I'm just disappointed, because I was getting the impression that Johns had run out of interesting stories to tell in this franchise. I was hoping at least he'd be moved to a character other than Hal, and someone else could give us their interpretation. I loved Johns's Hal right after Rebirth when he was reviled by everyone. Once he became the golden boy again, he lost his shine. There's an excessive masculinity in Hal Jordan that's hard to sympathize with unless his personal life is somehow in the crapper. Johns keeps pushing home how exciting his life is and how much he gets laid along with the impression that he's the go-to guy on the superhero world. The text supports his macho character flaws rather than mocks them, when Hal's character is best when the writer makes fun of his alpha maleness. Basically, he needs a good humiliating conk on the head every issue or so and he hasn't been getting that enough from this writer.

The other irritation of course is that Carol Ferris, the main Star Sapphire, will remain under Johns's dubious control. Honestly, I don't like a thing he's done with the Star Sapphires other than give us an excuse to make thousands of them. This whole angle on love is just mean-spirited and cynical. There's a spark of a chance that the energy is good at the core of it, but things have been set up so that it completely takes over a woman's mind. She turns into a nightmare stalker. She lives only for love and captures others in crystals. They brainwash villainesses into becoming this way. The name of the Violet Entity is The Predator.

And oh yes, this is all based on taking every bit of continuity into account and explaining away Carol, Debbie, and Dela's behavior as Star Sapphire. And using the Predator, which Englehart used to explain why Star Sapphire's behavior was so completely over the edge, to explain that the violet energy is difficult to control. All in the canon, after all.

Carol is presented as the good Star Sapphire because she resists control and has the most experience. That way she can be a hero now but have been a villain then, and the Violets can be a menacing threat.

What I don't get is why the Violets must be a menacing threat overall. Why can't it have been a problem with Carol or even a problem with EARTH as a location somehow causing the violet energy to be unbalanced? Why is Miri the exception of the ones we've seen for being noble and helpful? why is Carol played as special for having some control? And why couldn't the Predator have been the red entity taking control of Carol and mucking with the violet energy like Parallax took control of Hal and mucked with the green?

Why is Love bad in Green Lantern?

And why are they all scantily clad women, except the dude who gets some armor? What the hell? Do you just not want women reading Green Lantern?

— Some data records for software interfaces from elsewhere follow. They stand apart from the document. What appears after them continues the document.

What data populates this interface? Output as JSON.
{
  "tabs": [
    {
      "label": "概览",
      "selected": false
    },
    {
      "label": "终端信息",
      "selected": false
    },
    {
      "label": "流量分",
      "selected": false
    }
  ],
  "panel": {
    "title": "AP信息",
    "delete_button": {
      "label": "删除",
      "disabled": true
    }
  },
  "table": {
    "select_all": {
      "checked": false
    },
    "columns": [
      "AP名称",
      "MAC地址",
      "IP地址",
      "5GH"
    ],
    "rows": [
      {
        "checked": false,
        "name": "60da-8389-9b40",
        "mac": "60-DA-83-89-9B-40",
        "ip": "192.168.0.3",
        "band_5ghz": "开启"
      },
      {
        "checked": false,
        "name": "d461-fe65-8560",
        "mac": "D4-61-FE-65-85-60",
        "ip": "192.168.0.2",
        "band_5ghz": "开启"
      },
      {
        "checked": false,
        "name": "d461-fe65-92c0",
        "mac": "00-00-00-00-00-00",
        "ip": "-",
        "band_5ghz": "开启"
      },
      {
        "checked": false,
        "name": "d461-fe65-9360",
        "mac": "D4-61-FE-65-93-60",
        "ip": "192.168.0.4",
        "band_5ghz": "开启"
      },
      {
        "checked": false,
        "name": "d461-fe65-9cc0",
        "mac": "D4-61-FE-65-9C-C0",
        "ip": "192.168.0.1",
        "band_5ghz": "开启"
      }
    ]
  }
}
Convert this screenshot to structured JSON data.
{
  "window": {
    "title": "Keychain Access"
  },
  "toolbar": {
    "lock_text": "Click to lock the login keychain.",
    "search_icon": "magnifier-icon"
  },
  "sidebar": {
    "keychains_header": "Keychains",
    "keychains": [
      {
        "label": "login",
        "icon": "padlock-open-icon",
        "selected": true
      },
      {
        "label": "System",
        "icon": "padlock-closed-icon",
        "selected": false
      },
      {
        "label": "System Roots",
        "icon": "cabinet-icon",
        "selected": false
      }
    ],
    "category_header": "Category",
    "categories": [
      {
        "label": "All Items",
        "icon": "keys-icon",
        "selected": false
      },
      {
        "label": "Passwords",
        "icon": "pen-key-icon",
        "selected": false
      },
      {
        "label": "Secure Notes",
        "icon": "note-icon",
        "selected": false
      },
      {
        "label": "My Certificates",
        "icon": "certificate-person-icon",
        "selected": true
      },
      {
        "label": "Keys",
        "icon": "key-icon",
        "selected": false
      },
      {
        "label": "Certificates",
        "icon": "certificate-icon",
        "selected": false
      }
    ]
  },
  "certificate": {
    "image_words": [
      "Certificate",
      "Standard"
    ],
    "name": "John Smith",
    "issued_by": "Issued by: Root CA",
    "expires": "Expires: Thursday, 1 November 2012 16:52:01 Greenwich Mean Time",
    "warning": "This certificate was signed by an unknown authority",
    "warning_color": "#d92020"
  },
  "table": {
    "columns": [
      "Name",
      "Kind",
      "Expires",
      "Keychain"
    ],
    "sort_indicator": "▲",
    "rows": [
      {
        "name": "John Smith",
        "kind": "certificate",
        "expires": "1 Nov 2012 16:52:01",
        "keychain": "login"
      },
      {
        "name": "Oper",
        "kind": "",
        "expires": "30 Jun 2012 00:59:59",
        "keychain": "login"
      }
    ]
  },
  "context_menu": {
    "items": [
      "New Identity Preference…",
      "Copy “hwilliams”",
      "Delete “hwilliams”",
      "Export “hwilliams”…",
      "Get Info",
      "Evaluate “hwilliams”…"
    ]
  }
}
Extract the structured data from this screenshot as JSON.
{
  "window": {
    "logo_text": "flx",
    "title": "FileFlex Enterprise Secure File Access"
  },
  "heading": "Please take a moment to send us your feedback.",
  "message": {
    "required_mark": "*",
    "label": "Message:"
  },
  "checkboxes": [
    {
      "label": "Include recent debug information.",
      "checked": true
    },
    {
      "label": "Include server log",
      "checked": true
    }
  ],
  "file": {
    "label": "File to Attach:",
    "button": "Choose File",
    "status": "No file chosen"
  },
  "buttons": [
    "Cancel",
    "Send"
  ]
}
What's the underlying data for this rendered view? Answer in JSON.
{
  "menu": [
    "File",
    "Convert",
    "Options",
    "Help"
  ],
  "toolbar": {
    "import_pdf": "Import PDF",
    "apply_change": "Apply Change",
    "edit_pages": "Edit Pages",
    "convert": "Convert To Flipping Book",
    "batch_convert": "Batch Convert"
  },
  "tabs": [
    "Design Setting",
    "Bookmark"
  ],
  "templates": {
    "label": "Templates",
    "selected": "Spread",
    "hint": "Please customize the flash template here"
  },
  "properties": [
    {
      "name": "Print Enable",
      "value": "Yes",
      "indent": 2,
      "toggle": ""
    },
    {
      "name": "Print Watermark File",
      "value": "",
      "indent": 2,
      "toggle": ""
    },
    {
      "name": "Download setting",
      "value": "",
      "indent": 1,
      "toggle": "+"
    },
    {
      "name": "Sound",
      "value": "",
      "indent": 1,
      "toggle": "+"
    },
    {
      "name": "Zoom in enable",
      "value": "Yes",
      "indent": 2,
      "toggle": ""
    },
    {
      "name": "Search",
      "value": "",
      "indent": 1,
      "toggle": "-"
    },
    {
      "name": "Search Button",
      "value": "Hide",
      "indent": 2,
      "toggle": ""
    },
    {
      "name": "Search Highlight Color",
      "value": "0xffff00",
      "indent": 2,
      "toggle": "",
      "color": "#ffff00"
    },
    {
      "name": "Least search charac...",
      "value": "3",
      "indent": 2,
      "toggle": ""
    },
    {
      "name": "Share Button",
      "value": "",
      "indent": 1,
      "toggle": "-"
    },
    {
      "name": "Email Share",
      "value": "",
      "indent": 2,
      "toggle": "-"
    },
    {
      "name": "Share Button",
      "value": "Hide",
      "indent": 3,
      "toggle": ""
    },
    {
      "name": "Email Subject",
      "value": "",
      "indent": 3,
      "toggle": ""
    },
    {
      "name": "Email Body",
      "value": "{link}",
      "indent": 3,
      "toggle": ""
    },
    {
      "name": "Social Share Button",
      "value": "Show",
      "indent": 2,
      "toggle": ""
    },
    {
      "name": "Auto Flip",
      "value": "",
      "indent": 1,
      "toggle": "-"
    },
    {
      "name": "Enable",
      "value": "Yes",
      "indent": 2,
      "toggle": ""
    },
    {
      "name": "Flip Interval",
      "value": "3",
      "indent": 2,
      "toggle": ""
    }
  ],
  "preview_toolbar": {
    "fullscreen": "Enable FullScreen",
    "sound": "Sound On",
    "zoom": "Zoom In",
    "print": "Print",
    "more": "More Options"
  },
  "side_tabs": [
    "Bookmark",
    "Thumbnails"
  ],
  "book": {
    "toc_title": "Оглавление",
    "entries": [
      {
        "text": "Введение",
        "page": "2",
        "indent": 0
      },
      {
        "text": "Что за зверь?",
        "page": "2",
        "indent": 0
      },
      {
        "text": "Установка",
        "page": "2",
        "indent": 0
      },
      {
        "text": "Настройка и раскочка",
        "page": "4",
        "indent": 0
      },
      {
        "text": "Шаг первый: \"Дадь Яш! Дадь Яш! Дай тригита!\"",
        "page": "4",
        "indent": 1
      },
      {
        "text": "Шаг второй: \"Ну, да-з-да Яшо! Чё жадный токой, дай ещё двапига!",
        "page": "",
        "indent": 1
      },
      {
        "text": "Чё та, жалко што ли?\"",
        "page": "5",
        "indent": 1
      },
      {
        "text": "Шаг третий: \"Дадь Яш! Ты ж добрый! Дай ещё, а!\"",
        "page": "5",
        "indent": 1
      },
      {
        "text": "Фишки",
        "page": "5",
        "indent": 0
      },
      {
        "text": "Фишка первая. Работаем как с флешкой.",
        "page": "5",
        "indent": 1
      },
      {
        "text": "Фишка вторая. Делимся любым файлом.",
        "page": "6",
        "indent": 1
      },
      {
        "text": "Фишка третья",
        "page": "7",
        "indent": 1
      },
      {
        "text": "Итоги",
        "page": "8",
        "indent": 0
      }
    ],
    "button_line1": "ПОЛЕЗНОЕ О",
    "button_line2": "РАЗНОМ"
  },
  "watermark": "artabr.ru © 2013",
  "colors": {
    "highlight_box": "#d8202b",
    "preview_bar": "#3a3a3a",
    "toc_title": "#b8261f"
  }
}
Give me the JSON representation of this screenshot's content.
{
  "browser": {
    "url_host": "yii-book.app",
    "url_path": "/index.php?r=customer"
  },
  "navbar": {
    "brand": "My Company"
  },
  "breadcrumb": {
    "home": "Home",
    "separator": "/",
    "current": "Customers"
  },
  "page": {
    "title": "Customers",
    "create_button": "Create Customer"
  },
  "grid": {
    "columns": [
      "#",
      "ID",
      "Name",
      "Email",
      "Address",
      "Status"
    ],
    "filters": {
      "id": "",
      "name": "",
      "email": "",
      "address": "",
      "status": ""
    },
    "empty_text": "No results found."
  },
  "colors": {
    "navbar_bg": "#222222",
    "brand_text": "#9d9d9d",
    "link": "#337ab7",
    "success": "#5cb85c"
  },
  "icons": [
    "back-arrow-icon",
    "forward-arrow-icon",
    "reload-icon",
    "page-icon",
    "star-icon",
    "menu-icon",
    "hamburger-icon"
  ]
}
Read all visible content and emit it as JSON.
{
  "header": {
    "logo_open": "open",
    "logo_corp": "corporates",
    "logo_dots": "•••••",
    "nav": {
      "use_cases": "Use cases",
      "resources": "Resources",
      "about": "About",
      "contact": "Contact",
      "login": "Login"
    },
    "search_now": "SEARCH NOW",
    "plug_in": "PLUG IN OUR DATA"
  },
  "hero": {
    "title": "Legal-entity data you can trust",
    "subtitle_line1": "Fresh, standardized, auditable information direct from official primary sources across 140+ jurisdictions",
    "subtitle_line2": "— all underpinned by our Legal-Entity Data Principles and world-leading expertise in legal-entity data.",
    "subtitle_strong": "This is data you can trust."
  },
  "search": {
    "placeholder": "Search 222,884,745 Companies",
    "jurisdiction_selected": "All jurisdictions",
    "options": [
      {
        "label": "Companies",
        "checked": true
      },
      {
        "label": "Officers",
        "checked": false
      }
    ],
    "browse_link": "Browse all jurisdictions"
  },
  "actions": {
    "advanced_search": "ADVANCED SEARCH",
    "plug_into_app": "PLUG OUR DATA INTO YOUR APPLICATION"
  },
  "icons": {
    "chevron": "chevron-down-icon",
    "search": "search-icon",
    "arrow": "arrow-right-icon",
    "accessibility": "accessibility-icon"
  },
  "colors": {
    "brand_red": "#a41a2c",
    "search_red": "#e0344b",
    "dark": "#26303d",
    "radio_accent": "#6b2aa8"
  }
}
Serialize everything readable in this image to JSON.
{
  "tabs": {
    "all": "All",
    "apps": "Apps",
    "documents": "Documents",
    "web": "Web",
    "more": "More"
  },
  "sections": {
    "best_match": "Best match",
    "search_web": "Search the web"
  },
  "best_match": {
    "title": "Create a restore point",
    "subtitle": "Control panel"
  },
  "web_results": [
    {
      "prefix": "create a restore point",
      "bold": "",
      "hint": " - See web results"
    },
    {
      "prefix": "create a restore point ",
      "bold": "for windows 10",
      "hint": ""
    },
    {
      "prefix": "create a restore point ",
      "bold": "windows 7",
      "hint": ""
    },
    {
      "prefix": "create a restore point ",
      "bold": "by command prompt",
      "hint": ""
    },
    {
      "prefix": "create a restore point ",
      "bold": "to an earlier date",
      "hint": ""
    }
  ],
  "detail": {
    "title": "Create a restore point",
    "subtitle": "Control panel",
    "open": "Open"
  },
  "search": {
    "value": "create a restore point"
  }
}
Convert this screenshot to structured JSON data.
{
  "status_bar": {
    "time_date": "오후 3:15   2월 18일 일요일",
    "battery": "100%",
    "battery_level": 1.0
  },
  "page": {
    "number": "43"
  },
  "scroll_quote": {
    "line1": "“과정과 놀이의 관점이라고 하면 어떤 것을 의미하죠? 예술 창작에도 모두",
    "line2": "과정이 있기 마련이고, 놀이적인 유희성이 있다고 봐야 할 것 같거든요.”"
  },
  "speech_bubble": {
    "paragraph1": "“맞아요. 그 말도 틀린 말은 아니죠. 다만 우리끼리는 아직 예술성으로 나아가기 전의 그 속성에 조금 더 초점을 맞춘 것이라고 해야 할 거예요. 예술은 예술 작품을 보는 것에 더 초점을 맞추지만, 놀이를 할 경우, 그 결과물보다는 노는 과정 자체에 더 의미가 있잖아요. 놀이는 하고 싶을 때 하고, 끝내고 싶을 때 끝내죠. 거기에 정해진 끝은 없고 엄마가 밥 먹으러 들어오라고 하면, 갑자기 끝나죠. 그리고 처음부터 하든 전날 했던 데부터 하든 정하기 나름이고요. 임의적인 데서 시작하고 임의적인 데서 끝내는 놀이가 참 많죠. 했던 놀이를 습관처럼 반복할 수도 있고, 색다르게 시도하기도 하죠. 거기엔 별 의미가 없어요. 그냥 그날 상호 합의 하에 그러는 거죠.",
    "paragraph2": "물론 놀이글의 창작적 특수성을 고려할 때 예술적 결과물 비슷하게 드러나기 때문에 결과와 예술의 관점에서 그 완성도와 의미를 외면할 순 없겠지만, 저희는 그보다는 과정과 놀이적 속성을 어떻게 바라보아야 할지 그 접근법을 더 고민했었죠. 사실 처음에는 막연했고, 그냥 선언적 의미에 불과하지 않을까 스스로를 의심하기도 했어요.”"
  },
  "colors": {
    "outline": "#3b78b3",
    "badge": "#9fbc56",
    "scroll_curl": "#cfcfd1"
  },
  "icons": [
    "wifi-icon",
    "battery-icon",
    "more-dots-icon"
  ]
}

I suspect Johns thinks this is a creative, fascinating take on things since Love is supposed to be a virtue. Except that since the Star Sapphires are conflated on every level with sex (another aspect I hate about them) it's not a new take. It's an old take on sex as all-consuming, addictive, and dangerous. It's an old take on women as the wicked temptresses who would distract the hero from his noble duty.

And it's an incredibly shallow view of Love.

Really, the only thing that even mildly redeemed this take on Star Sapphire was Tomasi and Gleason's Miri. She should be the template for Star Sapphires. Carol should be like Hal, someone who messed up badly.

I had some hope in a reboot that we'd see the Star Sapphires revised to something less horrible, but seeing the exact same writers on the books kills that.

Though maybe we can count on losing the pink nightmare outfit if the Pants for Everyone! trend continues. That's something I suppose, even if it's a wrongheaded something.